Only an exact copy of the records below will serve as the answer.

INFORMATION SUPPLIED:
..........
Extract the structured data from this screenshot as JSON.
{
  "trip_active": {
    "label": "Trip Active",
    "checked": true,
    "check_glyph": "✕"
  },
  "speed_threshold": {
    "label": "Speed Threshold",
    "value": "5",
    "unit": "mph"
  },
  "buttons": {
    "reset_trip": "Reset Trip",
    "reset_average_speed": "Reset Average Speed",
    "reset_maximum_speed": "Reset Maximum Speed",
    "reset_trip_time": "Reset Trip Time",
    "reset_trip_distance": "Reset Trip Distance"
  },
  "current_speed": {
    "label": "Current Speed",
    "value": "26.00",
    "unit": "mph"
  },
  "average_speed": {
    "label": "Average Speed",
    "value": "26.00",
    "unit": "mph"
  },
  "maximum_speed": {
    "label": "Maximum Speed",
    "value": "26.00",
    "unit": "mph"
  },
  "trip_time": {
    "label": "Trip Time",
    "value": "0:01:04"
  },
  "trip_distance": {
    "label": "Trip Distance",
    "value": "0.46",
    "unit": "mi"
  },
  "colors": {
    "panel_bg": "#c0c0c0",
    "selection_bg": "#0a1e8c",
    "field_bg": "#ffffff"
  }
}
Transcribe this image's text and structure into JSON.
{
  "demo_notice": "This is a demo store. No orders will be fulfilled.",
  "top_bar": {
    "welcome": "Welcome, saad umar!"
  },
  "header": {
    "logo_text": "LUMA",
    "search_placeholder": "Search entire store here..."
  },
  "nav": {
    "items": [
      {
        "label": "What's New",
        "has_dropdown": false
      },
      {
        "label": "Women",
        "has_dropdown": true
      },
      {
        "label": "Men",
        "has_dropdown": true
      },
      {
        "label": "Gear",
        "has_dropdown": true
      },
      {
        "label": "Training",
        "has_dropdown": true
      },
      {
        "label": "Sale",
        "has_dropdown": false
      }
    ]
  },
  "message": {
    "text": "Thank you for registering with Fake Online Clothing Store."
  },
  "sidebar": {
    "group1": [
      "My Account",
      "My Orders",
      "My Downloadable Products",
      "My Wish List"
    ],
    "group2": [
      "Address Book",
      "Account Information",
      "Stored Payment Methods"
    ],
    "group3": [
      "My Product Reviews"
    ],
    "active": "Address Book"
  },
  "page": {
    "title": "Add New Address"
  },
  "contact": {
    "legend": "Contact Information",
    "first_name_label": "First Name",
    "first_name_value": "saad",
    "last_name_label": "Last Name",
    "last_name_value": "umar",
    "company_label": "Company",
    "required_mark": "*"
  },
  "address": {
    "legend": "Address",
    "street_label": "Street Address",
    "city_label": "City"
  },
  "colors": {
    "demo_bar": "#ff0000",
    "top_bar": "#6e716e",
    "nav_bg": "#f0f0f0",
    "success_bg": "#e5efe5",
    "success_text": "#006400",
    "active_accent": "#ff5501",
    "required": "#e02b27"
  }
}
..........
TASK RESULT:
Extract the structured data from this screenshot as JSON.
{
  "trip_active": {
    "label": "Trip Active",
    "checked": true,
    "check_glyph": "✕"
  },
  "speed_threshold": {
    "label": "Speed Threshold",
    "value": "5",
    "unit": "mph"
  },
  "buttons": {
    "reset_trip": "Reset Trip",
    "reset_average_speed": "Reset Average Speed",
    "reset_maximum_speed": "Reset Maximum Speed",
    "reset_trip_time": "Reset Trip Time",
    "reset_trip_distance": "Reset Trip Distance"
  },
  "current_speed": {
    "label": "Current Speed",
    "value": "26.00",
    "unit": "mph"
  },
  "average_speed": {
    "label": "Average Speed",
    "value": "26.00",
    "unit": "mph"
  },
  "maximum_speed": {
    "label": "Maximum Speed",
    "value": "26.00",
    "unit": "mph"
  },
  "trip_time": {
    "label": "Trip Time",
    "value": "0:01:04"
  },
  "trip_distance": {
    "label": "Trip Distance",
    "value": "0.46",
    "unit": "mi"
  },
  "colors": {
    "panel_bg": "#c0c0c0",
    "selection_bg": "#0a1e8c",
    "field_bg": "#ffffff"
  }
}
Transcribe this image's text and structure into JSON.
{
  "demo_notice": "This is a demo store. No orders will be fulfilled.",
  "top_bar": {
    "welcome": "Welcome, saad umar!"
  },
  "header": {
    "logo_text": "LUMA",
    "search_placeholder": "Search entire store here..."
  },
  "nav": {
    "items": [
      {
        "label": "What's New",
        "has_dropdown": false
      },
      {
        "label": "Women",
        "has_dropdown": true
      },
      {
        "label": "Men",
        "has_dropdown": true
      },
      {
        "label": "Gear",
        "has_dropdown": true
      },
      {
        "label": "Training",
        "has_dropdown": true
      },
      {
        "label": "Sale",
        "has_dropdown": false
      }
    ]
  },
  "message": {
    "text": "Thank you for registering with Fake Online Clothing Store."
  },
  "sidebar": {
    "group1": [
      "My Account",
      "My Orders",
      "My Downloadable Products",
      "My Wish List"
    ],
    "group2": [
      "Address Book",
      "Account Information",
      "Stored Payment Methods"
    ],
    "group3": [
      "My Product Reviews"
    ],
    "active": "Address Book"
  },
  "page": {
    "title": "Add New Address"
  },
  "contact": {
    "legend": "Contact Information",
    "first_name_label": "First Name",
    "first_name_value": "saad",
    "last_name_label": "Last Name",
    "last_name_value": "umar",
    "company_label": "Company",
    "required_mark": "*"
  },
  "address": {
    "legend": "Address",
    "street_label": "Street Address",
    "city_label": "City"
  },
  "colors": {
    "demo_bar": "#ff0000",
    "top_bar": "#6e716e",
    "nav_bg": "#f0f0f0",
    "success_bg": "#e5efe5",
    "success_text": "#006400",
    "active_accent": "#ff5501",
    "required": "#e02b27"
  }
}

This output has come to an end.